[Stored data entries]

|---|

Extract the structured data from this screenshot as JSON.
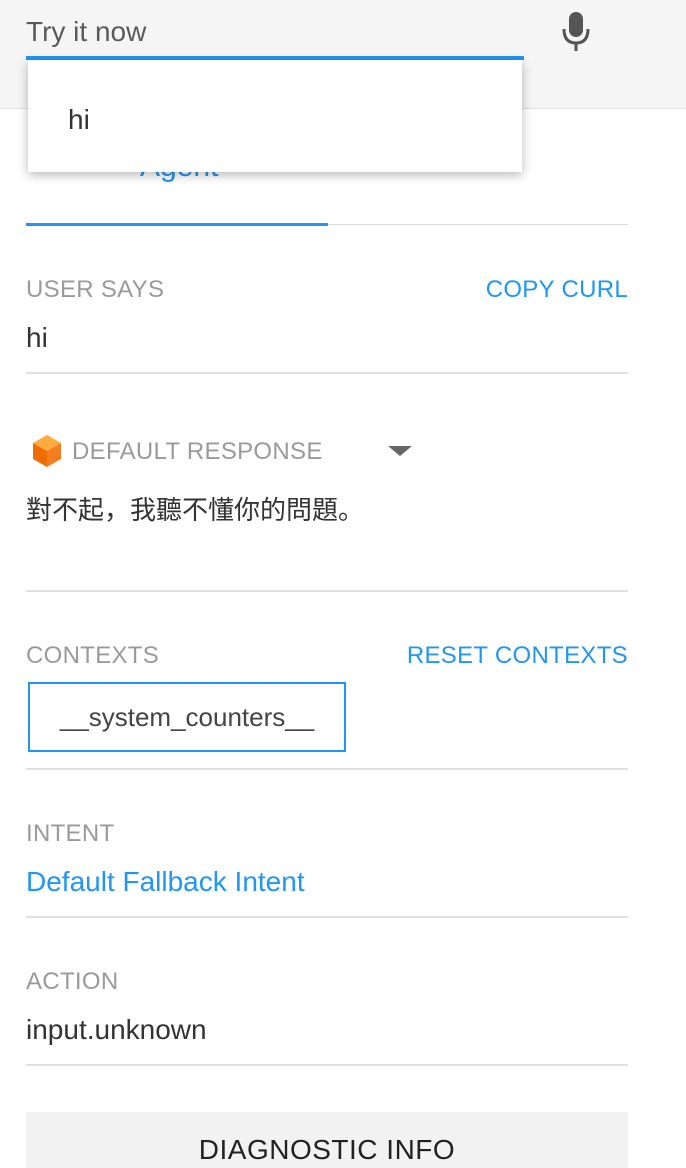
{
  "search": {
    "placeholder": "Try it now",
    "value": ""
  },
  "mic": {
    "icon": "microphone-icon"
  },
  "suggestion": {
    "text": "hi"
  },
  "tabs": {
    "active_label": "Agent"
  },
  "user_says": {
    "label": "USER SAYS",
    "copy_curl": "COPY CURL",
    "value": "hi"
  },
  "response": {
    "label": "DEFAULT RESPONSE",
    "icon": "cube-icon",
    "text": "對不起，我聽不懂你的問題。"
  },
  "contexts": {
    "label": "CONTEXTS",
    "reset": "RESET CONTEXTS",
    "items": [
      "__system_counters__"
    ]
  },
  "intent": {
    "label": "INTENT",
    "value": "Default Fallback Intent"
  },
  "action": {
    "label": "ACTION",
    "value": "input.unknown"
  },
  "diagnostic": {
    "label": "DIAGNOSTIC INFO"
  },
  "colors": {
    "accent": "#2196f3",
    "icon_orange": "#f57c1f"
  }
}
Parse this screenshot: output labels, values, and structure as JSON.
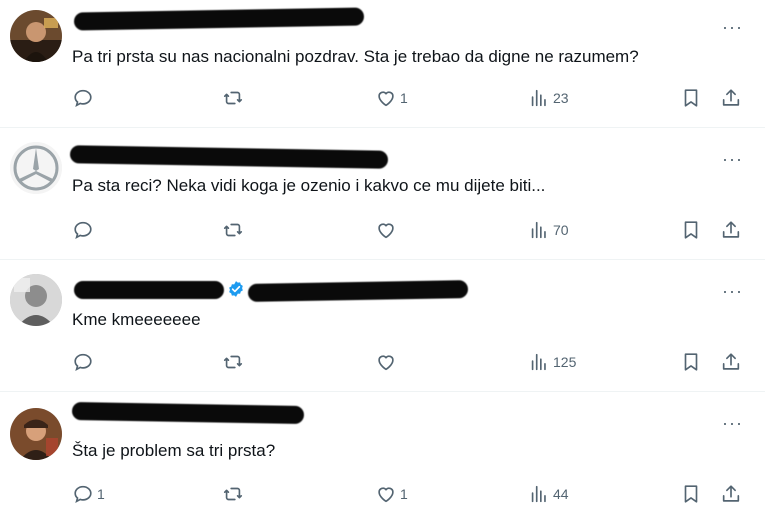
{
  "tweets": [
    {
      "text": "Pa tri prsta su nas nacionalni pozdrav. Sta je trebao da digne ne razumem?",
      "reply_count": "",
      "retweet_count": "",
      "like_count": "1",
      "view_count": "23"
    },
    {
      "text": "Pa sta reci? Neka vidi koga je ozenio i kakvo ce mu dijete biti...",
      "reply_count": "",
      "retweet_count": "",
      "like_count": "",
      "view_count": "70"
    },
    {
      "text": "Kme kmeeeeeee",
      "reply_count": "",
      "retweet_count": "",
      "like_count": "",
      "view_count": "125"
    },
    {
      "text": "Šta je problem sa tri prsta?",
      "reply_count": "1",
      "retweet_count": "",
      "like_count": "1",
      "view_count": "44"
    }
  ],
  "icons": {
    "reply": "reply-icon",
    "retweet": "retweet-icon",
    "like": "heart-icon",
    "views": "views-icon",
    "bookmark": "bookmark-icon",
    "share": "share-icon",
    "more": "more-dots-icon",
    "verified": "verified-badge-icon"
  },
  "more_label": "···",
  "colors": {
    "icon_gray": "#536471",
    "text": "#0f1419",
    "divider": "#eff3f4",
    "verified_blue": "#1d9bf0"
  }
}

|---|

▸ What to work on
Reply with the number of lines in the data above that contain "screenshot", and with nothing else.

▸ Result for this task
2